═══ RECORD EXTRACTS

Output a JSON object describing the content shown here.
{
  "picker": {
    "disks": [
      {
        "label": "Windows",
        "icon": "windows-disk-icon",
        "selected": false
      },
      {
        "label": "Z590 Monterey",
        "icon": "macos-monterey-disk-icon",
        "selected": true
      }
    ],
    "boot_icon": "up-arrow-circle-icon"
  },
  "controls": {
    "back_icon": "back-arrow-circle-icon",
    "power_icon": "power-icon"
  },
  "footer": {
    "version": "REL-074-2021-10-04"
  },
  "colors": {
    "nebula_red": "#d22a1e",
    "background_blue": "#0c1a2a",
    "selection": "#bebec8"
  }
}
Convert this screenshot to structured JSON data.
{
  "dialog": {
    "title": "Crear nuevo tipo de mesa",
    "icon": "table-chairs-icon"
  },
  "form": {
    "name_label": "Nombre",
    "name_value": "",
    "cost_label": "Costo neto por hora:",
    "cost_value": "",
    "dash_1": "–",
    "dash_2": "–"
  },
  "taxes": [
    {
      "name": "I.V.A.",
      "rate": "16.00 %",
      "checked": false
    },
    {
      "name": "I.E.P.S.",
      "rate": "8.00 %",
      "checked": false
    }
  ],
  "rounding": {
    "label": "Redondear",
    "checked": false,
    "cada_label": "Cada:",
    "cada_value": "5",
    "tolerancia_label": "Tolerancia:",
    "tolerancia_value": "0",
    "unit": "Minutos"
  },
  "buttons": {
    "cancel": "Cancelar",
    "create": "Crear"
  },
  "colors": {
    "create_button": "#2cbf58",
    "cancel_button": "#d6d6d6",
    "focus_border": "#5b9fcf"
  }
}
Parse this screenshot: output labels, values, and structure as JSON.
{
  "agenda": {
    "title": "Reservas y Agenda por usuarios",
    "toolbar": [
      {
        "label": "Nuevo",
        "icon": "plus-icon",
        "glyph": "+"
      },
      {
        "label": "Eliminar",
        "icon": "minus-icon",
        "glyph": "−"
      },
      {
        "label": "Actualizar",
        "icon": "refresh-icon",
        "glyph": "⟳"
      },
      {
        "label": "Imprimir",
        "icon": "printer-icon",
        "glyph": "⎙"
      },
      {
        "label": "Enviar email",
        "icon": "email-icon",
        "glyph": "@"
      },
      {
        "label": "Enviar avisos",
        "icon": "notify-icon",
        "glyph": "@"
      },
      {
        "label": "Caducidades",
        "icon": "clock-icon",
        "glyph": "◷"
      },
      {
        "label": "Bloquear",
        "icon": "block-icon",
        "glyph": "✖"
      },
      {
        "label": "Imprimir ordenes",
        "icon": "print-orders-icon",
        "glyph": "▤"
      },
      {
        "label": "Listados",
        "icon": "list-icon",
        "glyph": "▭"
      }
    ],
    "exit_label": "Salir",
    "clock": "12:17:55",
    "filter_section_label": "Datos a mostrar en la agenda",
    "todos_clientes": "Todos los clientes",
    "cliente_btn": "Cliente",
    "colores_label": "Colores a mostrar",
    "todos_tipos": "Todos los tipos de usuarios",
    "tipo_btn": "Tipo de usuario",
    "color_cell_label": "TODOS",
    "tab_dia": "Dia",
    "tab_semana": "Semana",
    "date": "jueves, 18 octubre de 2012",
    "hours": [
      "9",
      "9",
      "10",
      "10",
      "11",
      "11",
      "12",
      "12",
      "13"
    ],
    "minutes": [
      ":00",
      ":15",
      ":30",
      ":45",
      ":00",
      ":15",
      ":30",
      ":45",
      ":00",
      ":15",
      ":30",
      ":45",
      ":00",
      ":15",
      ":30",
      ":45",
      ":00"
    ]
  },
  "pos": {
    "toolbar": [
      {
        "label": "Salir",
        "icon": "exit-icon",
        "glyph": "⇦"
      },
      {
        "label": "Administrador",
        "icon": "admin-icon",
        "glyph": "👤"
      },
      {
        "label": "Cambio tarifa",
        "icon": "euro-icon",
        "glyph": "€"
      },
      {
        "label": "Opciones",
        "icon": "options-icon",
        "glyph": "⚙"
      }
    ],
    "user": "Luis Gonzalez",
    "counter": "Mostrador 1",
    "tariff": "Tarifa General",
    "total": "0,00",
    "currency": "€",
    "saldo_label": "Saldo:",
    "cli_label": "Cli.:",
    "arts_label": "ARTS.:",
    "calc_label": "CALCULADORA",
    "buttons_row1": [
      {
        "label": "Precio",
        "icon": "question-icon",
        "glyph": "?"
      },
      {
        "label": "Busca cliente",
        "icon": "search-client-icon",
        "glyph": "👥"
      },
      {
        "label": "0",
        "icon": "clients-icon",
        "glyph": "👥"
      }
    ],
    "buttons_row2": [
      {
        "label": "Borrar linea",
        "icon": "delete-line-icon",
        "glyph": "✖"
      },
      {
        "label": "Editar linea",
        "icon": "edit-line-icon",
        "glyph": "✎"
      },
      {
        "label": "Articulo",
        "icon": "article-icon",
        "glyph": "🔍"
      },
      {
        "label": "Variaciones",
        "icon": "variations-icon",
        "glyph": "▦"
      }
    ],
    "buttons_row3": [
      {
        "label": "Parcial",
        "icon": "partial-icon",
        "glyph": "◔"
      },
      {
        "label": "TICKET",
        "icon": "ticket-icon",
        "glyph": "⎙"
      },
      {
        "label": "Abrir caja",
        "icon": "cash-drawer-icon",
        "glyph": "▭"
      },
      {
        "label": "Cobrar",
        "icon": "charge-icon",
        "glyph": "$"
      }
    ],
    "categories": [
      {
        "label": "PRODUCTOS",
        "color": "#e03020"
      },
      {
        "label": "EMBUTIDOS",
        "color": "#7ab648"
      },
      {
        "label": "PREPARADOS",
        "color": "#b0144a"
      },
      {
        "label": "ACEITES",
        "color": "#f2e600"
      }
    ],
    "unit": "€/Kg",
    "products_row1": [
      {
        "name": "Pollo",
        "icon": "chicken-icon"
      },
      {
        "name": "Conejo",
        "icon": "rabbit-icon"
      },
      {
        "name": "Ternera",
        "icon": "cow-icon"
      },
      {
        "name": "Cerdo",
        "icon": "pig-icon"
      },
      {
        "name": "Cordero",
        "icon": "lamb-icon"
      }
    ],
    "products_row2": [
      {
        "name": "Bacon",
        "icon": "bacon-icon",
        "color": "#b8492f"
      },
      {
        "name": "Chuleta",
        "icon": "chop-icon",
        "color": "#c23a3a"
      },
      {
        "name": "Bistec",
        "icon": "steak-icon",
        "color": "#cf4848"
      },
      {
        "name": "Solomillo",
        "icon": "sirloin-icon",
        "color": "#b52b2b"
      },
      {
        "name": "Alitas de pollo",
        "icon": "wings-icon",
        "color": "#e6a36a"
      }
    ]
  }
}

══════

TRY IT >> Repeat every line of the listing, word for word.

WRITTEN ANSWER >>
Output a JSON object describing the content shown here.
{
  "picker": {
    "disks": [
      {
        "label": "Windows",
        "icon": "windows-disk-icon",
        "selected": false
      },
      {
        "label": "Z590 Monterey",
        "icon": "macos-monterey-disk-icon",
        "selected": true
      }
    ],
    "boot_icon": "up-arrow-circle-icon"
  },
  "controls": {
    "back_icon": "back-arrow-circle-icon",
    "power_icon": "power-icon"
  },
  "footer": {
    "version": "REL-074-2021-10-04"
  },
  "colors": {
    "nebula_red": "#d22a1e",
    "background_blue": "#0c1a2a",
    "selection": "#bebec8"
  }
}
Convert this screenshot to structured JSON data.
{
  "dialog": {
    "title": "Crear nuevo tipo de mesa",
    "icon": "table-chairs-icon"
  },
  "form": {
    "name_label": "Nombre",
    "name_value": "",
    "cost_label": "Costo neto por hora:",
    "cost_value": "",
    "dash_1": "–",
    "dash_2": "–"
  },
  "taxes": [
    {
      "name": "I.V.A.",
      "rate": "16.00 %",
      "checked": false
    },
    {
      "name": "I.E.P.S.",
      "rate": "8.00 %",
      "checked": false
    }
  ],
  "rounding": {
    "label": "Redondear",
    "checked": false,
    "cada_label": "Cada:",
    "cada_value": "5",
    "tolerancia_label": "Tolerancia:",
    "tolerancia_value": "0",
    "unit": "Minutos"
  },
  "buttons": {
    "cancel": "Cancelar",
    "create": "Crear"
  },
  "colors": {
    "create_button": "#2cbf58",
    "cancel_button": "#d6d6d6",
    "focus_border": "#5b9fcf"
  }
}
Parse this screenshot: output labels, values, and structure as JSON.
{
  "agenda": {
    "title": "Reservas y Agenda por usuarios",
    "toolbar": [
      {
        "label": "Nuevo",
        "icon": "plus-icon",
        "glyph": "+"
      },
      {
        "label": "Eliminar",
        "icon": "minus-icon",
        "glyph": "−"
      },
      {
        "label": "Actualizar",
        "icon": "refresh-icon",
        "glyph": "⟳"
      },
      {
        "label": "Imprimir",
        "icon": "printer-icon",
        "glyph": "⎙"
      },
      {
        "label": "Enviar email",
        "icon": "email-icon",
        "glyph": "@"
      },
      {
        "label": "Enviar avisos",
        "icon": "notify-icon",
        "glyph": "@"
      },
      {
        "label": "Caducidades",
        "icon": "clock-icon",
        "glyph": "◷"
      },
      {
        "label": "Bloquear",
        "icon": "block-icon",
        "glyph": "✖"
      },
      {
        "label": "Imprimir ordenes",
        "icon": "print-orders-icon",
        "glyph": "▤"
      },
      {
        "label": "Listados",
        "icon": "list-icon",
        "glyph": "▭"
      }
    ],
    "exit_label": "Salir",
    "clock": "12:17:55",
    "filter_section_label": "Datos a mostrar en la agenda",
    "todos_clientes": "Todos los clientes",
    "cliente_btn": "Cliente",
    "colores_label": "Colores a mostrar",
    "todos_tipos": "Todos los tipos de usuarios",
    "tipo_btn": "Tipo de usuario",
    "color_cell_label": "TODOS",
    "tab_dia": "Dia",
    "tab_semana": "Semana",
    "date": "jueves, 18 octubre de 2012",
    "hours": [
      "9",
      "9",
      "10",
      "10",
      "11",
      "11",
      "12",
      "12",
      "13"
    ],
    "minutes": [
      ":00",
      ":15",
      ":30",
      ":45",
      ":00",
      ":15",
      ":30",
      ":45",
      ":00",
      ":15",
      ":30",
      ":45",
      ":00",
      ":15",
      ":30",
      ":45",
      ":00"
    ]
  },
  "pos": {
    "toolbar": [
      {
        "label": "Salir",
        "icon": "exit-icon",
        "glyph": "⇦"
      },
      {
        "label": "Administrador",
        "icon": "admin-icon",
        "glyph": "👤"
      },
      {
        "label": "Cambio tarifa",
        "icon": "euro-icon",
        "glyph": "€"
      },
      {
        "label": "Opciones",
        "icon": "options-icon",
        "glyph": "⚙"
      }
    ],
    "user": "Luis Gonzalez",
    "counter": "Mostrador 1",
    "tariff": "Tarifa General",
    "total": "0,00",
    "currency": "€",
    "saldo_label": "Saldo:",
    "cli_label": "Cli.:",
    "arts_label": "ARTS.:",
    "calc_label": "CALCULADORA",
    "buttons_row1": [
      {
        "label": "Precio",
        "icon": "question-icon",
        "glyph": "?"
      },
      {
        "label": "Busca cliente",
        "icon": "search-client-icon",
        "glyph": "👥"
      },
      {
        "label": "0",
        "icon": "clients-icon",
        "glyph": "👥"
      }
    ],
    "buttons_row2": [
      {
        "label": "Borrar linea",
        "icon": "delete-line-icon",
        "glyph": "✖"
      },
      {
        "label": "Editar linea",
        "icon": "edit-line-icon",
        "glyph": "✎"
      },
      {
        "label": "Articulo",
        "icon": "article-icon",
        "glyph": "🔍"
      },
      {
        "label": "Variaciones",
        "icon": "variations-icon",
        "glyph": "▦"
      }
    ],
    "buttons_row3": [
      {
        "label": "Parcial",
        "icon": "partial-icon",
        "glyph": "◔"
      },
      {
        "label": "TICKET",
        "icon": "ticket-icon",
        "glyph": "⎙"
      },
      {
        "label": "Abrir caja",
        "icon": "cash-drawer-icon",
        "glyph": "▭"
      },
      {
        "label": "Cobrar",
        "icon": "charge-icon",
        "glyph": "$"
      }
    ],
    "categories": [
      {
        "label": "PRODUCTOS",
        "color": "#e03020"
      },
      {
        "label": "EMBUTIDOS",
        "color": "#7ab648"
      },
      {
        "label": "PREPARADOS",
        "color": "#b0144a"
      },
      {
        "label": "ACEITES",
        "color": "#f2e600"
      }
    ],
    "unit": "€/Kg",
    "products_row1": [
      {
        "name": "Pollo",
        "icon": "chicken-icon"
      },
      {
        "name": "Conejo",
        "icon": "rabbit-icon"
      },
      {
        "name": "Ternera",
        "icon": "cow-icon"
      },
      {
        "name": "Cerdo",
        "icon": "pig-icon"
      },
      {
        "name": "Cordero",
        "icon": "lamb-icon"
      }
    ],
    "products_row2": [
      {
        "name": "Bacon",
        "icon": "bacon-icon",
        "color": "#b8492f"
      },
      {
        "name": "Chuleta",
        "icon": "chop-icon",
        "color": "#c23a3a"
      },
      {
        "name": "Bistec",
        "icon": "steak-icon",
        "color": "#cf4848"
      },
      {
        "name": "Solomillo",
        "icon": "sirloin-icon",
        "color": "#b52b2b"
      },
      {
        "name": "Alitas de pollo",
        "icon": "wings-icon",
        "color": "#e6a36a"
      }
    ]
  }
}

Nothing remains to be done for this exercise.